### TASK TO CARRY OUT
Go through the data below and return each line containing the word "Community".

________________

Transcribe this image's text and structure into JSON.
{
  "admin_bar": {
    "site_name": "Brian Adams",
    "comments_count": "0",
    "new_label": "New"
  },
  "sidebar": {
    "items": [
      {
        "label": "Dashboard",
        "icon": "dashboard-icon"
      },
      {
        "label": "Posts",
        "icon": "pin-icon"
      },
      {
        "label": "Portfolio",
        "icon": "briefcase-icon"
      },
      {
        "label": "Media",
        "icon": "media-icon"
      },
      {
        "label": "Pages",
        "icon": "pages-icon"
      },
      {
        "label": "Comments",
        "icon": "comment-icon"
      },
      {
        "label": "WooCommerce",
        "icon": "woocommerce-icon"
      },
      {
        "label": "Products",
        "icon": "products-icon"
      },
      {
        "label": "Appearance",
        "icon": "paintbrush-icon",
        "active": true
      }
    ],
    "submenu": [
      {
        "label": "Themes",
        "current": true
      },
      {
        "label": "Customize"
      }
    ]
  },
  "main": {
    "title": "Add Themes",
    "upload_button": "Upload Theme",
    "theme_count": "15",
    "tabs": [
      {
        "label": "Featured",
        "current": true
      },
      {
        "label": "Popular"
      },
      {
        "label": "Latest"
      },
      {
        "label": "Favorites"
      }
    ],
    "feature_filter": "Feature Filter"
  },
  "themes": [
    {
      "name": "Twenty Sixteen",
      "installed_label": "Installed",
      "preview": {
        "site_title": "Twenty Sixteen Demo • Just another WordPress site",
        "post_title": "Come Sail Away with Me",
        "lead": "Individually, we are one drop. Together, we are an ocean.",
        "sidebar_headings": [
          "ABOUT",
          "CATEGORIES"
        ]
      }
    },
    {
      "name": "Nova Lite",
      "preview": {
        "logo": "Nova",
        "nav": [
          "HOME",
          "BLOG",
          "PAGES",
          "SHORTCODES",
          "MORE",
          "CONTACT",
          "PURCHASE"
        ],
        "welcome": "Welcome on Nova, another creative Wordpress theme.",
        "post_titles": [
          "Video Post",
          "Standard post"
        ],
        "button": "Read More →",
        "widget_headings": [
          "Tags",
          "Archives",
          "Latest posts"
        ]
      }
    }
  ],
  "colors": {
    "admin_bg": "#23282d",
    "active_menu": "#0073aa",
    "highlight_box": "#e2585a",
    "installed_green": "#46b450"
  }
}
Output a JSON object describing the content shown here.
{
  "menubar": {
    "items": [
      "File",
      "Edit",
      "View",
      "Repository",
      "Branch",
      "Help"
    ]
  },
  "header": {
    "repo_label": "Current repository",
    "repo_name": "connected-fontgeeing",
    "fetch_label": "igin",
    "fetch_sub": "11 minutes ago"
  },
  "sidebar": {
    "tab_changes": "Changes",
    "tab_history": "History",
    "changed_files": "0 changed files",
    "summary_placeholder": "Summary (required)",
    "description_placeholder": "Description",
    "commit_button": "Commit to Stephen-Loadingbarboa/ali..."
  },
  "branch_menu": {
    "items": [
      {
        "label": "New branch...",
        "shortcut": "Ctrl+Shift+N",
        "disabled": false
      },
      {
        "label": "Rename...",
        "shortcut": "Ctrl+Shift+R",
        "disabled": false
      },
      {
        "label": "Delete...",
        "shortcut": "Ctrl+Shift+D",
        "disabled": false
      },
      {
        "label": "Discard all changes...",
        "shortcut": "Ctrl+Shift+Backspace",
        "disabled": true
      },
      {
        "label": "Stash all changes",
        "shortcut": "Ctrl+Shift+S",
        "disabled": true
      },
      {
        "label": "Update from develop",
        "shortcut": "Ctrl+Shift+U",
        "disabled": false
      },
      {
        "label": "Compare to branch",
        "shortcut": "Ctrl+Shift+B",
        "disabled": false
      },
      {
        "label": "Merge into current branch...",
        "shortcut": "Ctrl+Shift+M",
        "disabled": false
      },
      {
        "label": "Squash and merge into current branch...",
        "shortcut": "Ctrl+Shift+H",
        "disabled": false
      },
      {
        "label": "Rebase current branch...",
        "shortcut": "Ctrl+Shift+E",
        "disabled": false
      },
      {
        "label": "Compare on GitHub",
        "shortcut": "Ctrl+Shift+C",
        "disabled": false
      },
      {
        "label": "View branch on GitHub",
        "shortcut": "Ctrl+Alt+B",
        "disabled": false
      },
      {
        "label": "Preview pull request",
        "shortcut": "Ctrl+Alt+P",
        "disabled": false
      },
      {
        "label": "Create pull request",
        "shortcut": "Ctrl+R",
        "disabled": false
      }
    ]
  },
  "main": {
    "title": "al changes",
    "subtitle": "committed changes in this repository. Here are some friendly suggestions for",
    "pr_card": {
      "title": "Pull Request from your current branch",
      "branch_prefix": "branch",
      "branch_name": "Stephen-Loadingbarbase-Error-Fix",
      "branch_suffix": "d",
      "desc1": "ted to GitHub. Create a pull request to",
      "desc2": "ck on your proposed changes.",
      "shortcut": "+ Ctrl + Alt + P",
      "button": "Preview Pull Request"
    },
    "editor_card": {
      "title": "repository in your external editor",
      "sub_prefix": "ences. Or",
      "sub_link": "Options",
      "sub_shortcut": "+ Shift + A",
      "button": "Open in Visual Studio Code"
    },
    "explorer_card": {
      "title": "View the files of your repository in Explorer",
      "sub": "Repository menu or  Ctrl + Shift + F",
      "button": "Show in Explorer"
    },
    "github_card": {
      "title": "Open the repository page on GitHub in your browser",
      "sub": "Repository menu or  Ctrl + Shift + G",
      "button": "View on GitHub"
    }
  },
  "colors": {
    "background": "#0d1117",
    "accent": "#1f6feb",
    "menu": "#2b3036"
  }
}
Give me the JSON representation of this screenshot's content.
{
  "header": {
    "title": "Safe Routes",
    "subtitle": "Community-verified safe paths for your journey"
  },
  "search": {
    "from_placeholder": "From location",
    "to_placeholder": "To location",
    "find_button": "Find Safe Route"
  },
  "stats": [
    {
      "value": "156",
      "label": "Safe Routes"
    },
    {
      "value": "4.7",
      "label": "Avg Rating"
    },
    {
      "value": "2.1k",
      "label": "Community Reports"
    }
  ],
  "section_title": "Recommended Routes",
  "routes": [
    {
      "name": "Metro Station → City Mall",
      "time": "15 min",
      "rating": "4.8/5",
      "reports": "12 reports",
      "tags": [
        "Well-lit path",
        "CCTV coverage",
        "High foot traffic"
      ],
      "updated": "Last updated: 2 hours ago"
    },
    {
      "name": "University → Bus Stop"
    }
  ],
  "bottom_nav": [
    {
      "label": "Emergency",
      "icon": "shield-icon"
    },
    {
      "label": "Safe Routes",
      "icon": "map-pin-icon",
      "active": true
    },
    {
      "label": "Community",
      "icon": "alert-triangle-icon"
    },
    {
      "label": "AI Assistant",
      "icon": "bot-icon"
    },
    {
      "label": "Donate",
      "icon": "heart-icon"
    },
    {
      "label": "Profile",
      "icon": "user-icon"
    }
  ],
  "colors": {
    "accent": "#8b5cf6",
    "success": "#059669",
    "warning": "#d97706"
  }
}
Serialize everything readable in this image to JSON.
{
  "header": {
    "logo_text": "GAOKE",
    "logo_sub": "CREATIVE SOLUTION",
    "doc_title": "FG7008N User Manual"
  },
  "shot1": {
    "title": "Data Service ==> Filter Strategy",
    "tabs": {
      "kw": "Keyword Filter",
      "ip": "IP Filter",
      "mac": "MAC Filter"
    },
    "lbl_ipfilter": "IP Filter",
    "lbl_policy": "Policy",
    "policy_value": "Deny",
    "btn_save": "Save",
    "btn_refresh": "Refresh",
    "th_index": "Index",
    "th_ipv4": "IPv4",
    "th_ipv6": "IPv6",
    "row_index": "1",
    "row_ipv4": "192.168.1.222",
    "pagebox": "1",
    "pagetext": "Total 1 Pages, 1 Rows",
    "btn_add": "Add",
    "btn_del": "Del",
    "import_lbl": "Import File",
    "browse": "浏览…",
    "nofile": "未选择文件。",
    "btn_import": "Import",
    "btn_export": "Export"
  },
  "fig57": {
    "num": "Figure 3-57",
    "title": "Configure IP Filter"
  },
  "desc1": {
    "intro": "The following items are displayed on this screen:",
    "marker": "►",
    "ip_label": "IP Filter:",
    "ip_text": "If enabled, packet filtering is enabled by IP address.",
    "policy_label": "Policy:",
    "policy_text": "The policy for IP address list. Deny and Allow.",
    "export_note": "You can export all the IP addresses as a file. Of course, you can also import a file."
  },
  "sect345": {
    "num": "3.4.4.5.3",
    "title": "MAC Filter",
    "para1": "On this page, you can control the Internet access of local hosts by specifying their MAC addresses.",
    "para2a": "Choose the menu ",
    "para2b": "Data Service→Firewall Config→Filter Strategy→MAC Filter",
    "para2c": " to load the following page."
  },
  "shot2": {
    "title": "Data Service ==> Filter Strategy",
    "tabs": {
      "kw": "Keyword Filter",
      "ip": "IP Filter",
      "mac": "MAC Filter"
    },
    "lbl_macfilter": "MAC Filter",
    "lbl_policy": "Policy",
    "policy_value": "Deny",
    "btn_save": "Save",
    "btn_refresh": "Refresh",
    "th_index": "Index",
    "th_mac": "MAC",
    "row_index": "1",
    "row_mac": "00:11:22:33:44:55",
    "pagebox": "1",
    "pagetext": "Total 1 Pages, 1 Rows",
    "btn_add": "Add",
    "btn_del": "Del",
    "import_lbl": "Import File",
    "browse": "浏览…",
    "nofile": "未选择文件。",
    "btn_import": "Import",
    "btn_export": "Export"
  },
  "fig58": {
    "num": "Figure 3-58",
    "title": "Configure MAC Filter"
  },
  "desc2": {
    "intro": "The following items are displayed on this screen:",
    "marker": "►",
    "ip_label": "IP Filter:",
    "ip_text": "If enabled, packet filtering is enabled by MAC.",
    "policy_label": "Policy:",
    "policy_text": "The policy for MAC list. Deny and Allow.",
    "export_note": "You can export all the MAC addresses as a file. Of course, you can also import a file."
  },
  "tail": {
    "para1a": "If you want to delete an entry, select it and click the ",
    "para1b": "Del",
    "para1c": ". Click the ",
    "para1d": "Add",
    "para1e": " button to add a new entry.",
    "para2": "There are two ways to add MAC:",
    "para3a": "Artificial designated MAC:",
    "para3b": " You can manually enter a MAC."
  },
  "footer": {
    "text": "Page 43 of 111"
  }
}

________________

### TASK RESULT
    "subtitle": "Community-verified safe paths for your journey"
      "label": "Community Reports"
      "label": "Community",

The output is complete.